6. Identify the problem and then pivot.
I had to rearrange furniture for me to feel fully comfortable and free in my downstairs living room space which has now essentially been turned into my office. Here was the problem: The teeny little desk in my bedroom wasn't serving me. So what did I need? A large table that could serve as a desk and craft table. How could I make this happen? I had to pivot and think outside the box. Instead of using a traditional desk I would use an Ikea dining table (without the leaf) for my craft table/ desk. Now I have a space to work that serves me and brings me joy.
7. Work with joy in mind.
I took every single book off of my bookshelf, picked out the ones to donate, and then rearranged them all by color. Now when I walk into my living room I feel so. much. joy!! Looking at the books so beautifully organized on the shelves makes me happy. It's the little things, people! Do things that create joy in your space and in your life.
|My amazing joyful bookcase that I love so so much!!|
I hope you enjoyed these 7 tips to help you clear your own clutter. What will you get started on today?
Thursday, March 2, 2017
Disclaimer: I am not a financial advisor by any means. Use this strategy at your own risk!
Today I'm sharing a ridiculously easy money saving strategy that I use. I like to call it, the "Transfer Strategy."
Here is the way the Transfer Strategy works:
You go to purchase something, whether it's a $2 cup of coffee or a $17 top, and instead of swiping your card and spending money on a purchase, you transfer the exact amount of money you are saving by not making the purchase, from your checking account into your savings account.
If your checking account is too low to make the transfer, then you probably shouldn't be making the purchase anyway because you would have had to use your credit card, right?
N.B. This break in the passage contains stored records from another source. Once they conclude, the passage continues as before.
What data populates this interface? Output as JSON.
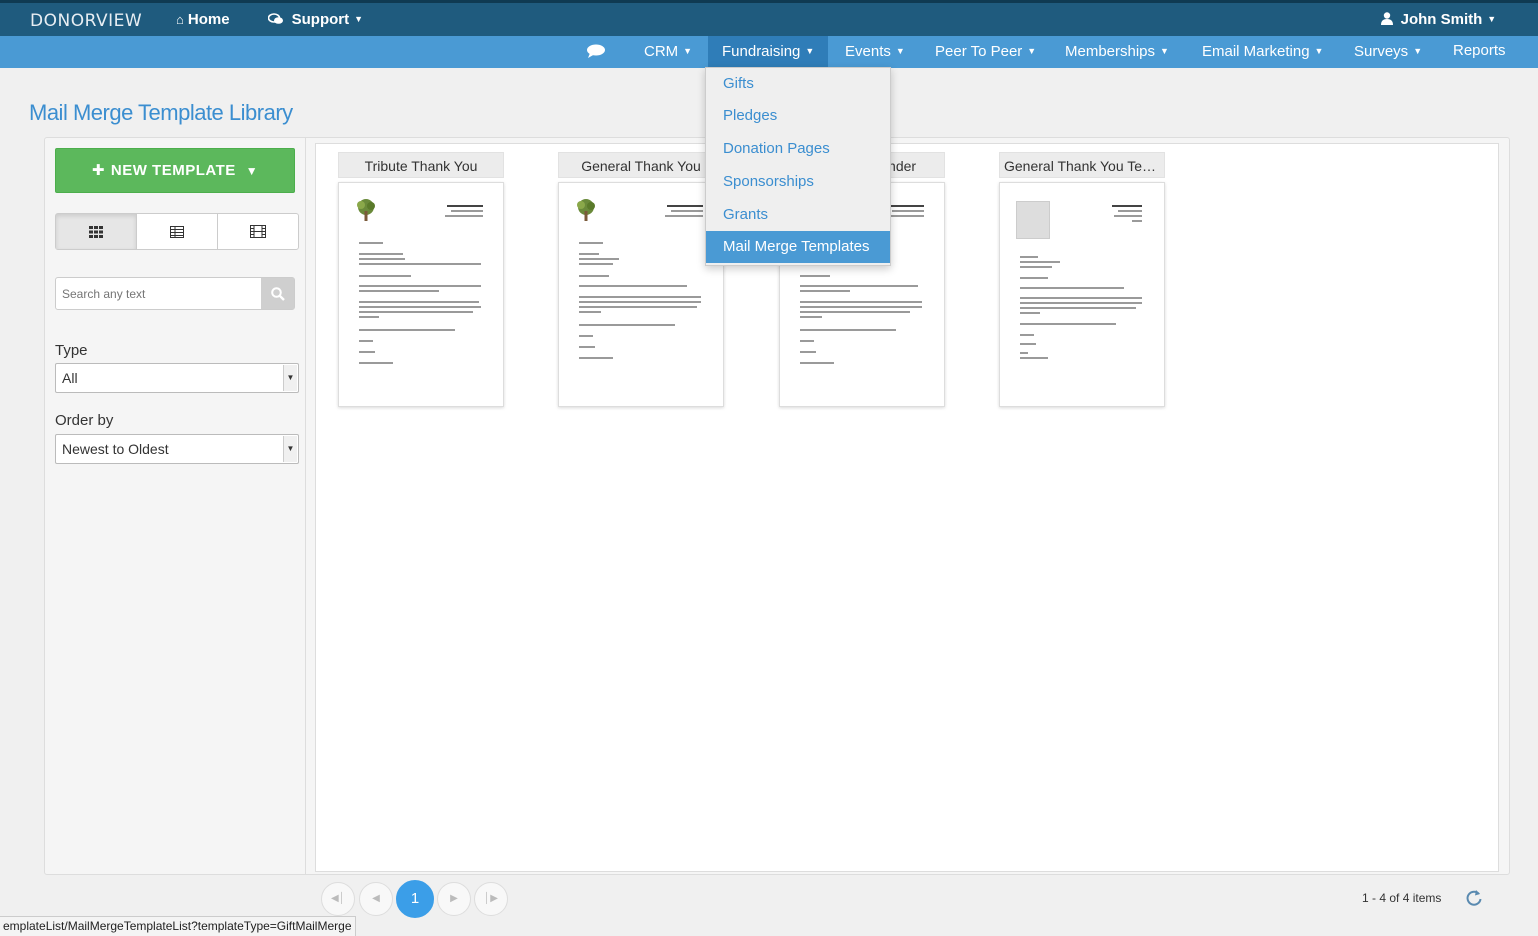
{
  "app": {
    "brand": "DONORVIEW"
  },
  "topnav": {
    "home": "Home",
    "support": "Support",
    "user": "John Smith"
  },
  "subnav": {
    "items": [
      "CRM",
      "Fundraising",
      "Events",
      "Peer To Peer",
      "Memberships",
      "Email Marketing",
      "Surveys",
      "Reports"
    ],
    "active": "Fundraising"
  },
  "dropdown": {
    "items": [
      "Gifts",
      "Pledges",
      "Donation Pages",
      "Sponsorships",
      "Grants",
      "Mail Merge Templates"
    ],
    "active": "Mail Merge Templates"
  },
  "page": {
    "title": "Mail Merge Template Library"
  },
  "sidebar": {
    "new_template": "NEW TEMPLATE",
    "search_placeholder": "Search any text",
    "type_label": "Type",
    "type_value": "All",
    "order_label": "Order by",
    "order_value": "Newest to Oldest"
  },
  "templates": [
    {
      "title": "Tribute Thank You"
    },
    {
      "title": "General Thank You"
    },
    {
      "title": "Pledge Reminder"
    },
    {
      "title": "General Thank You Template"
    }
  ],
  "pager": {
    "current": "1",
    "info": "1 - 4 of 4 items"
  },
  "status_url": "emplateList/MailMergeTemplateList?templateType=GiftMailMerge",
  "colors": {
    "topbar": "#1f5b7e",
    "subbar": "#4a9ad4",
    "accent": "#3b8ed0",
    "success": "#5cb85c"
  }
}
If your checking account isn't too low to make the purchase, then you've given in to your impulse to allow money to exchange hands, but instead of letting it exchange from your bank account into a business', you've allowed it to exchange from your checking account to your savings account.
The Transfer Strategy encourages you to be more resourceful. Yes, I would love to have a decaf Americano twice a day, 5 days a week. But this would end up costing me about $24 a week (at $2.39/ drink.) At $24 a week, I would be spending $1,248 per year on coffee alone (and that doesn't include any coffee beverages purchased on weekends!) I could just as easily purchase an 80 count of instant coffee packets for $14.16 and my yearly cost of coffee goes from $1,248 to $92. (I figure if I have 80 instant coffee packets, and use 2 per day, 5 days a week, I'll need 6.5 boxes to fund my coffee habit.)
I want to buy a $2.39 cup of coffee? Instead, I'm going to transfer $2.39 into my savings account (or maybe $3 just to make it nice and even.) You will be blown away by how much money you can save in a short amount of time with the Transfer Strategy. What I like about it is that it becomes a fun game. How much money can I add to my savings account today? This week?
What do you think about the Transfer Strategy? Is this something you would like to try? Comment below!